Federal authorities in San Francisco announced charges against 17 alleged members and associates of the international MS-13 gang for a broad range of crimes, including racketeering and attempted murder, carried out in the heart of the city's Latino district.
The individuals were taken into federal custody Thursday and appeared before a federal judge Friday, said U.S. Attorney David Anderson. Their alleged crimes range in punishment from 10 years to life in prison, he said.
Anderson, who launched an initiative last year to clean up open-air drug dealing in the city's notoriously rundown Tenderloin neighborhood, said he was appalled by the violence carried out by gang members in family-friendly parts of the city, including Dolores Park in the Mission district.
"San Francisco is suffering from gang violence and gang claims on our public spaces," he said. "Our parks and playgrounds and other public spaces do not belong to transnational criminal organizations. Our public spaces belong to all of us."

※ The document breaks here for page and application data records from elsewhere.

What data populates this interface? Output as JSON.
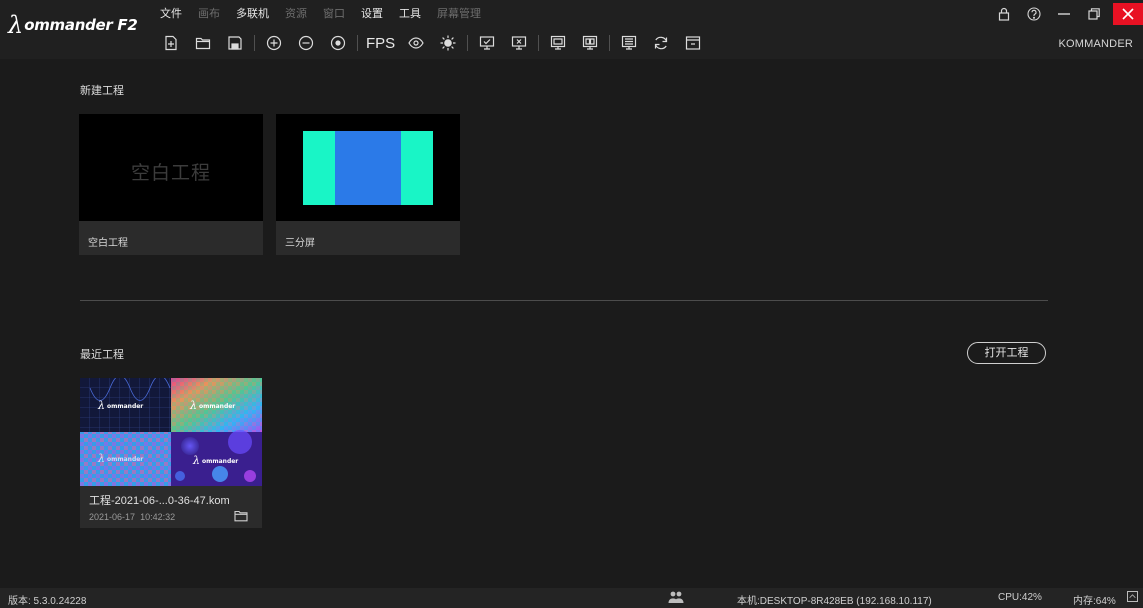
{
  "app": {
    "logo_symbol": "λ",
    "logo_text": "ommander F2",
    "user": "KOMMANDER"
  },
  "menu": [
    {
      "label": "文件",
      "enabled": true
    },
    {
      "label": "画布",
      "enabled": false
    },
    {
      "label": "多联机",
      "enabled": true
    },
    {
      "label": "资源",
      "enabled": false
    },
    {
      "label": "窗口",
      "enabled": false
    },
    {
      "label": "设置",
      "enabled": true
    },
    {
      "label": "工具",
      "enabled": true
    },
    {
      "label": "屏幕管理",
      "enabled": false
    }
  ],
  "toolbar": {
    "fps_label": "FPS",
    "icons": [
      "new-file-icon",
      "open-folder-icon",
      "save-icon",
      "zoom-in-icon",
      "zoom-out-icon",
      "target-icon",
      "eye-icon",
      "brightness-icon",
      "monitor-check-icon",
      "monitor-close-icon",
      "screen-grid-icon",
      "screen-split-icon",
      "screen-layout-icon",
      "refresh-icon",
      "window-icon"
    ]
  },
  "new_project": {
    "title": "新建工程",
    "cards": [
      {
        "thumb_text": "空白工程",
        "label": "空白工程"
      },
      {
        "label": "三分屏",
        "colors": [
          "#19f5c6",
          "#2b7ae8",
          "#19f5c6"
        ]
      }
    ]
  },
  "recent": {
    "title": "最近工程",
    "open_label": "打开工程",
    "items": [
      {
        "name": "工程-2021-06-...0-36-47.kom",
        "date": "2021-06-17",
        "time": "10:42:32"
      }
    ]
  },
  "status": {
    "version_label": "版本: 5.3.0.24228",
    "host": "本机:DESKTOP-8R428EB (192.168.10.117)",
    "cpu": "CPU:42%",
    "mem": "内存:64%"
  },
  "colors": {
    "background": "#1b1b1b",
    "topbar": "#202020",
    "card": "#2b2b2b",
    "close_button": "#e81123"
  }
}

The city's politically liberal leaders have clashed with the federal government over issues related to homelessness, clean water, immigration. Mayor London Breed recently issued a stinging letter rebuking the White House for what she called deficient leadership on tackling the spread of the coronavirus.
But on Friday, San Francisco Police Chief William Scott shared the stage with Anderson in announcing the indictments. Police started looking into MS-13 related crimes in 2017, Scott said, and reached out to the federal government when they realized they needed more resources.
President Donald Trump has been particularly critical of MS-13, also called La Mara Salvatrucha, using gang activity as a reason to build a border wall between the U.S. and Mexico. The gang originated in Los Angeles decades ago. Many members hail from Mexico, El Salvador, Honduras and Guatemala and operate in at least 20 states.
The complaint alleges 10 criminal acts that took place between 2016 and 2019. Three of the defendants went after a family with two minors in January 2019, punching and kicking near a playground, according to the complaint.
Anderson said he did not know the citizenship status of the 17 defendants, who range in age from 19 to 30. Eleven of them were already in custody in local jails.
"There are certainly some folks who have ... lawful status and those who have no lawful status and no right to be here," he said.
Friday's briefing was live-streamed and the press conference limited to a handful of reporters, in keeping with new social spacing guidelines issued to curb the spread of coronavirus.
In August 2019, Anderson launched a crackdown on drug dealing in the Tenderloin neighborhood, where his office is located. He said Friday the effort has resulted in charges against more than 150 people.